***** Material shown

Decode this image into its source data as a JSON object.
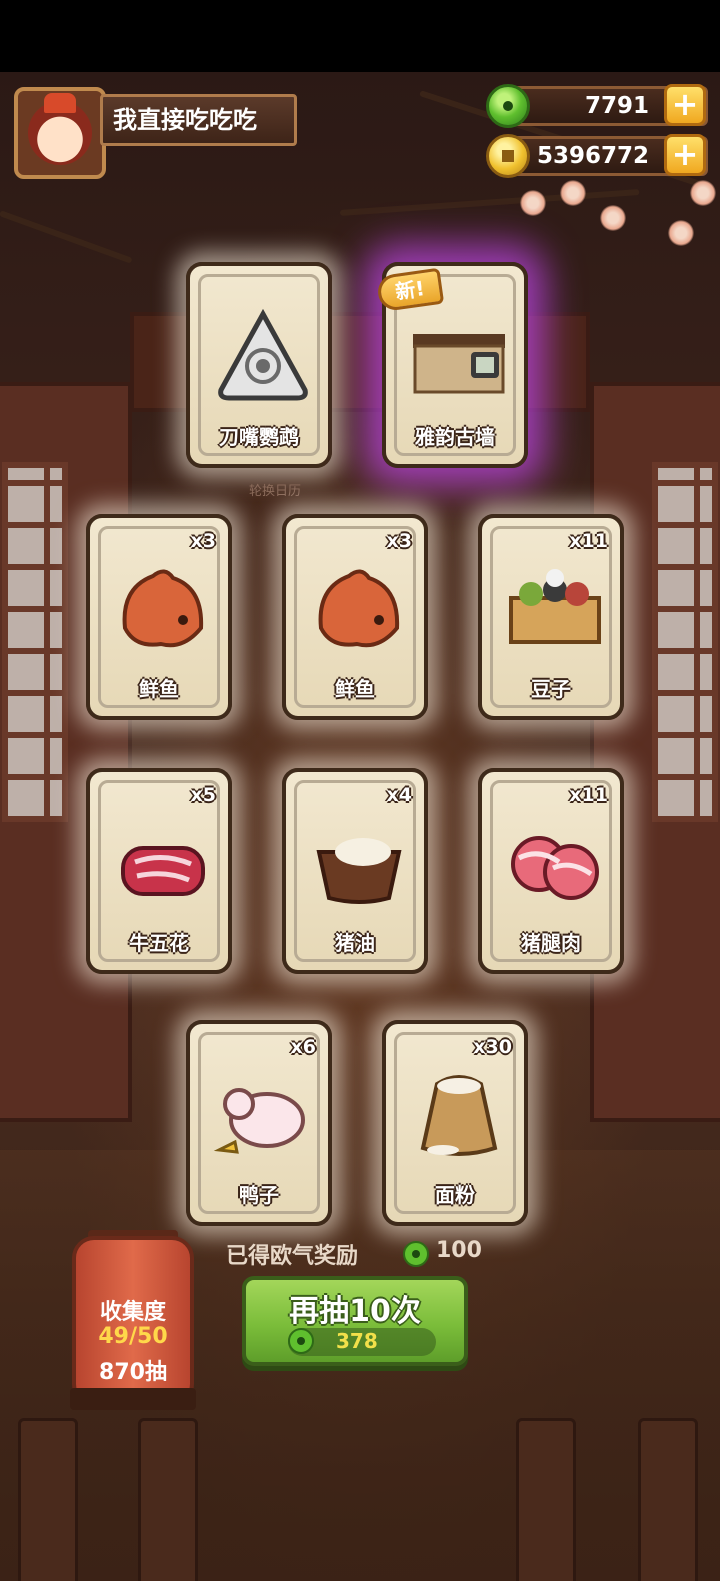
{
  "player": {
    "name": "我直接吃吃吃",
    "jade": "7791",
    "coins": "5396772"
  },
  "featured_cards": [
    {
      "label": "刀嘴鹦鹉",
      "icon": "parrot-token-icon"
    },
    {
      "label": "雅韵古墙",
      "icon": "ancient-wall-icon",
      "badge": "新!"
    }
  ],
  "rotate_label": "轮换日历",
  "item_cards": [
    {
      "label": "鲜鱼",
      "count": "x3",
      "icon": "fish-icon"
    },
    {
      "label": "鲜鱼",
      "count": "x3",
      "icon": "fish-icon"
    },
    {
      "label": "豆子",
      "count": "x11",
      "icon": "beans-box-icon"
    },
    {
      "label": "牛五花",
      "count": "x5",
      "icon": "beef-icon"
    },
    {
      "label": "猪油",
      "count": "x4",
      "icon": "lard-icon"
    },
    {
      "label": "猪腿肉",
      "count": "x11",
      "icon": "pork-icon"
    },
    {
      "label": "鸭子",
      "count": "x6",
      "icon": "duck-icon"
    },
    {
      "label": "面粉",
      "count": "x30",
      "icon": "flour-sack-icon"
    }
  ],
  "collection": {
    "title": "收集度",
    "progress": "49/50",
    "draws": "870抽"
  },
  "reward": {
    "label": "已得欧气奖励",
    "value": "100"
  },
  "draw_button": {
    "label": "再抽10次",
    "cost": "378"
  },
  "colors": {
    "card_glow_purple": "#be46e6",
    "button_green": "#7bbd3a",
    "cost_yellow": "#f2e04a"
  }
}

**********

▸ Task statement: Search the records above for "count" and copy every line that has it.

▸ Answer section:
      "count": "x3",
      "count": "x3",
      "count": "x11",
      "count": "x5",
      "count": "x4",
      "count": "x11",
      "count": "x6",
      "count": "x30",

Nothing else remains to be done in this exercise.